FILE – Most lanes remain closed at the Peace Arch border crossing into the U.S. from Canada, where the shared border has been closed for nonessential travel in an effort to prevent the spread of the coronavirus, Thursday, May 7, 2020, in Blaine, Wash. The restrictions at the border took effect March 21, while allowing trade and other travel deemed essential to continue. (AP Photo/Elaine Thompson)
Feds to issue update on border measures for fully vaccinated Canadians, permanent residents

Border with U.S. to remain closed to most until at least July 21

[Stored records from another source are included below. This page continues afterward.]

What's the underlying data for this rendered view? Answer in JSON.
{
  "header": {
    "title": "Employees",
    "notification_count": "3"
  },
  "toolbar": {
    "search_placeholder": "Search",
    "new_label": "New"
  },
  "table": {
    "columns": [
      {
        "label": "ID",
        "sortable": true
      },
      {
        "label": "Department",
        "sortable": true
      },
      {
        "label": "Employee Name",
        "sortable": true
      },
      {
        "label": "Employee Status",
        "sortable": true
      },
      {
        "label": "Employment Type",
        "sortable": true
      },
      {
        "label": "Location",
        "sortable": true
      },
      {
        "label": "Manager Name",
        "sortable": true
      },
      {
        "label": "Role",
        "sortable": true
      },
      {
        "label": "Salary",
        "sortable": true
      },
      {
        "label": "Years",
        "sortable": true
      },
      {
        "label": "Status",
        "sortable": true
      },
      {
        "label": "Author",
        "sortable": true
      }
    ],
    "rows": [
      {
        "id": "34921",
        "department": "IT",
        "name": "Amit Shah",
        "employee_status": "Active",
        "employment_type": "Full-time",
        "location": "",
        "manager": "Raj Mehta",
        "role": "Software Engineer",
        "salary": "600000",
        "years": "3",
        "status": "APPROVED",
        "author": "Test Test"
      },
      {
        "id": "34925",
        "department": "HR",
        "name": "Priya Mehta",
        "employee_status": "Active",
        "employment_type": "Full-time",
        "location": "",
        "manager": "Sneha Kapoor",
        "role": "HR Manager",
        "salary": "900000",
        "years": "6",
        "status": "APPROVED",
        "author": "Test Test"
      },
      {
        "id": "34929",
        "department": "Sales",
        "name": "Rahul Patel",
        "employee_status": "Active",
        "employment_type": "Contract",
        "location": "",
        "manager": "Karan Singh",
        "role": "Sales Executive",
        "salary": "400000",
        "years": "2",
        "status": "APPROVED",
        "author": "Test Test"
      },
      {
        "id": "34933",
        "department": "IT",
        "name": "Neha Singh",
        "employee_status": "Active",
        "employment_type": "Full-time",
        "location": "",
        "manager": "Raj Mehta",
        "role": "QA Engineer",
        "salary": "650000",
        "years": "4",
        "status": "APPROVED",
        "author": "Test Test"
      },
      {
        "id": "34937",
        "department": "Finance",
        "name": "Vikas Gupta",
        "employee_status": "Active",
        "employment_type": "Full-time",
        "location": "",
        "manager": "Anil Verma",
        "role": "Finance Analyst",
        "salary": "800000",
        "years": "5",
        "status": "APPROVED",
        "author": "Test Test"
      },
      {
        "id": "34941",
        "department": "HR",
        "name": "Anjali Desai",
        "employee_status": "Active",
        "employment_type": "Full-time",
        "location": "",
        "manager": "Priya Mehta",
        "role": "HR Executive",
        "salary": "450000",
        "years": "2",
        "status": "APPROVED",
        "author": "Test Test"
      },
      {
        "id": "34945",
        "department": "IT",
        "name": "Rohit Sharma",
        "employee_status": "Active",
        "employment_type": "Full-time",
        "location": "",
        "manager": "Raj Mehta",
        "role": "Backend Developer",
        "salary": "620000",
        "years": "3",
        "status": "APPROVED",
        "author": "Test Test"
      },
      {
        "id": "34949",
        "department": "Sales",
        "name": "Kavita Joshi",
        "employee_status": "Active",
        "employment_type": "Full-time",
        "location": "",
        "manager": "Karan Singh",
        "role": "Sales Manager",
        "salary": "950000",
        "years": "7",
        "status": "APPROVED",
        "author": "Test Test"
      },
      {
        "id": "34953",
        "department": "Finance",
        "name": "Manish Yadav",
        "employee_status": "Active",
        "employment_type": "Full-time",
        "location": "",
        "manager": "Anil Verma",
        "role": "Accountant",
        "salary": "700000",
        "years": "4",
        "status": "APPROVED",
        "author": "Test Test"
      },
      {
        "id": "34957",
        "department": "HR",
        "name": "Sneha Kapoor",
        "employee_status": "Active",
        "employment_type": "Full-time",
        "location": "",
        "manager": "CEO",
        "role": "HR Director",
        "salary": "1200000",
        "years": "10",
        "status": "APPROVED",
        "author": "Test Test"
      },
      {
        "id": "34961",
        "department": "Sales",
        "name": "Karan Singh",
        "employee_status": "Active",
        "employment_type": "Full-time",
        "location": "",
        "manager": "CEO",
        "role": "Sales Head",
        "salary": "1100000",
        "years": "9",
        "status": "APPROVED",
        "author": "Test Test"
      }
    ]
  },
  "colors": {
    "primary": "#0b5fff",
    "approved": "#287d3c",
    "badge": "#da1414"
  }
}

A portion of the George Road wildfire burns near Lytton, B.C. in this Friday, June 18, 2021 handout photo. THE CANADIAN PRESS/HO, BC Wildfire Service *MANDATORY CREDIT*
Blaze near Lytton spread across steep terrain, says BC Wildfire Service

Fire began Wednesday and is suspected to be human-caused, but remains under investigation

(Black Press Media files)
Burnaby RCMP look for witnesses in hit-and-run that left motorcyclist dead

Investigators believe that the suspect vehicle rear-ended the motorcycle before fleeing the scene

Join Black Press Media and Do Some Good
Join Black Press Media and Do Some Good

Pay it Forward program supports local businesses in their community giving

Cannabis bought in British Columbia (Ashley Wadhwani/Black Press Media)
Is it time to start thinking about greener ways to package cannabis?

Packaging suppliers are still figuring eco-friendly and affordable packaging options that fit the mandates of Cannabis Regulations

Blair Lebsack, owner of RGE RD restaurant, poses for a portrait in the dining room, in Edmonton, Friday, June 18, 2021. Canadian restaurants are having to find ways to deal with the rising cost of food. THE CANADIAN PRESS/Jason Franson
Canadian restaurateurs grapple with rising food costs, menu prices expected to rise

Restaurants are a low margin industry, so there’s not a lot of room to work in additional costs

RCMP crest. (Black Press Media files)
Fort St. John man arrested after allegedly inviting sexual touching from children

Two children reported the incident to a trusted adult right away

Most Read